→ RECORDS SUPPLIED
● ● ● ● ● ● ●
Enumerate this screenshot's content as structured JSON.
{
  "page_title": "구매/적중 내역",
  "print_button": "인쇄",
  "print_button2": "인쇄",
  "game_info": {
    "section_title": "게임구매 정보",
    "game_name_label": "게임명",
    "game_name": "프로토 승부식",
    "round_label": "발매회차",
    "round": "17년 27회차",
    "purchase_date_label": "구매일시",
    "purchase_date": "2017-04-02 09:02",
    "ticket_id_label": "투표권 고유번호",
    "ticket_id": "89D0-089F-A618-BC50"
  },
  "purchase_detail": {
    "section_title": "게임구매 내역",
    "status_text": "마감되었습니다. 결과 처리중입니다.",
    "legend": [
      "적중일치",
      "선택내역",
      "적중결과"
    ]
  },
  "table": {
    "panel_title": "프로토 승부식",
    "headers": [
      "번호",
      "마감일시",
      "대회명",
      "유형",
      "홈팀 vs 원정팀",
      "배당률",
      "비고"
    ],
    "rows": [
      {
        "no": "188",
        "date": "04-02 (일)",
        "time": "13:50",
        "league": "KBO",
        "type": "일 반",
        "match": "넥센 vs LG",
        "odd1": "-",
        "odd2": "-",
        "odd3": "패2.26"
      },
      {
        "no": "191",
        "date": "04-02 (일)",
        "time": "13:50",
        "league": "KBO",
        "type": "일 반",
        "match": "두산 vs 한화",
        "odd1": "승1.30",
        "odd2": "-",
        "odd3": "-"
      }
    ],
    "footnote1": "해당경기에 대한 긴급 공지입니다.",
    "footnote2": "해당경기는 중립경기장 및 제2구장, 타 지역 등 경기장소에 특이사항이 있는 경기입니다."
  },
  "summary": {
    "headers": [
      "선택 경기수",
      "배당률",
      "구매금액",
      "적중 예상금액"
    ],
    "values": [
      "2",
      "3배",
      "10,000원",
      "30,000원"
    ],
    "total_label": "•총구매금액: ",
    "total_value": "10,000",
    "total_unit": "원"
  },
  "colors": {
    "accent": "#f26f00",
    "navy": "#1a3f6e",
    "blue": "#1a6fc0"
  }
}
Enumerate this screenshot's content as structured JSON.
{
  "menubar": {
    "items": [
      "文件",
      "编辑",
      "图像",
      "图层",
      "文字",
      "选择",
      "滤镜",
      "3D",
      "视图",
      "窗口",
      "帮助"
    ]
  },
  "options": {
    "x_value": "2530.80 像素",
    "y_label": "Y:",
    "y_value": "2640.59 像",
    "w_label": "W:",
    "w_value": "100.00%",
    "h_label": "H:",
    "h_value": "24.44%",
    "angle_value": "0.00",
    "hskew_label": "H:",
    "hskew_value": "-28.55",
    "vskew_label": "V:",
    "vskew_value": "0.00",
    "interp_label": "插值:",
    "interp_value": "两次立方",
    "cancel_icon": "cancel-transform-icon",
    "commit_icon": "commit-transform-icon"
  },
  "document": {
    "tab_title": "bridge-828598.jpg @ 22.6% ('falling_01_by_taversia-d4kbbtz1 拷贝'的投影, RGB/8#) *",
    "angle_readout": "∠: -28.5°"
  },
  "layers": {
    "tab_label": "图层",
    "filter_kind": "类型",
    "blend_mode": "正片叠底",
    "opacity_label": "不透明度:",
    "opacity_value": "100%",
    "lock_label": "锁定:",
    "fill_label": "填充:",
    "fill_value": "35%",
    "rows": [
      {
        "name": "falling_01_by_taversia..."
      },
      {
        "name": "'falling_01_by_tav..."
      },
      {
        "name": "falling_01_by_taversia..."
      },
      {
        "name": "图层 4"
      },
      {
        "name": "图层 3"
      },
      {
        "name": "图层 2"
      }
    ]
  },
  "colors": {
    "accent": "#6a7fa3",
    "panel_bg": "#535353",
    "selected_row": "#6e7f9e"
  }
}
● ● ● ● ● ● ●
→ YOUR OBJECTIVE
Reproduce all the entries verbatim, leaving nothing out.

→ WRITTEN SOLUTION
Enumerate this screenshot's content as structured JSON.
{
  "page_title": "구매/적중 내역",
  "print_button": "인쇄",
  "print_button2": "인쇄",
  "game_info": {
    "section_title": "게임구매 정보",
    "game_name_label": "게임명",
    "game_name": "프로토 승부식",
    "round_label": "발매회차",
    "round": "17년 27회차",
    "purchase_date_label": "구매일시",
    "purchase_date": "2017-04-02 09:02",
    "ticket_id_label": "투표권 고유번호",
    "ticket_id": "89D0-089F-A618-BC50"
  },
  "purchase_detail": {
    "section_title": "게임구매 내역",
    "status_text": "마감되었습니다. 결과 처리중입니다.",
    "legend": [
      "적중일치",
      "선택내역",
      "적중결과"
    ]
  },
  "table": {
    "panel_title": "프로토 승부식",
    "headers": [
      "번호",
      "마감일시",
      "대회명",
      "유형",
      "홈팀 vs 원정팀",
      "배당률",
      "비고"
    ],
    "rows": [
      {
        "no": "188",
        "date": "04-02 (일)",
        "time": "13:50",
        "league": "KBO",
        "type": "일 반",
        "match": "넥센 vs LG",
        "odd1": "-",
        "odd2": "-",
        "odd3": "패2.26"
      },
      {
        "no": "191",
        "date": "04-02 (일)",
        "time": "13:50",
        "league": "KBO",
        "type": "일 반",
        "match": "두산 vs 한화",
        "odd1": "승1.30",
        "odd2": "-",
        "odd3": "-"
      }
    ],
    "footnote1": "해당경기에 대한 긴급 공지입니다.",
    "footnote2": "해당경기는 중립경기장 및 제2구장, 타 지역 등 경기장소에 특이사항이 있는 경기입니다."
  },
  "summary": {
    "headers": [
      "선택 경기수",
      "배당률",
      "구매금액",
      "적중 예상금액"
    ],
    "values": [
      "2",
      "3배",
      "10,000원",
      "30,000원"
    ],
    "total_label": "•총구매금액: ",
    "total_value": "10,000",
    "total_unit": "원"
  },
  "colors": {
    "accent": "#f26f00",
    "navy": "#1a3f6e",
    "blue": "#1a6fc0"
  }
}
Enumerate this screenshot's content as structured JSON.
{
  "menubar": {
    "items": [
      "文件",
      "编辑",
      "图像",
      "图层",
      "文字",
      "选择",
      "滤镜",
      "3D",
      "视图",
      "窗口",
      "帮助"
    ]
  },
  "options": {
    "x_value": "2530.80 像素",
    "y_label": "Y:",
    "y_value": "2640.59 像",
    "w_label": "W:",
    "w_value": "100.00%",
    "h_label": "H:",
    "h_value": "24.44%",
    "angle_value": "0.00",
    "hskew_label": "H:",
    "hskew_value": "-28.55",
    "vskew_label": "V:",
    "vskew_value": "0.00",
    "interp_label": "插值:",
    "interp_value": "两次立方",
    "cancel_icon": "cancel-transform-icon",
    "commit_icon": "commit-transform-icon"
  },
  "document": {
    "tab_title": "bridge-828598.jpg @ 22.6% ('falling_01_by_taversia-d4kbbtz1 拷贝'的投影, RGB/8#) *",
    "angle_readout": "∠: -28.5°"
  },
  "layers": {
    "tab_label": "图层",
    "filter_kind": "类型",
    "blend_mode": "正片叠底",
    "opacity_label": "不透明度:",
    "opacity_value": "100%",
    "lock_label": "锁定:",
    "fill_label": "填充:",
    "fill_value": "35%",
    "rows": [
      {
        "name": "falling_01_by_taversia..."
      },
      {
        "name": "'falling_01_by_tav..."
      },
      {
        "name": "falling_01_by_taversia..."
      },
      {
        "name": "图层 4"
      },
      {
        "name": "图层 3"
      },
      {
        "name": "图层 2"
      }
    ]
  },
  "colors": {
    "accent": "#6a7fa3",
    "panel_bg": "#535353",
    "selected_row": "#6e7f9e"
  }
}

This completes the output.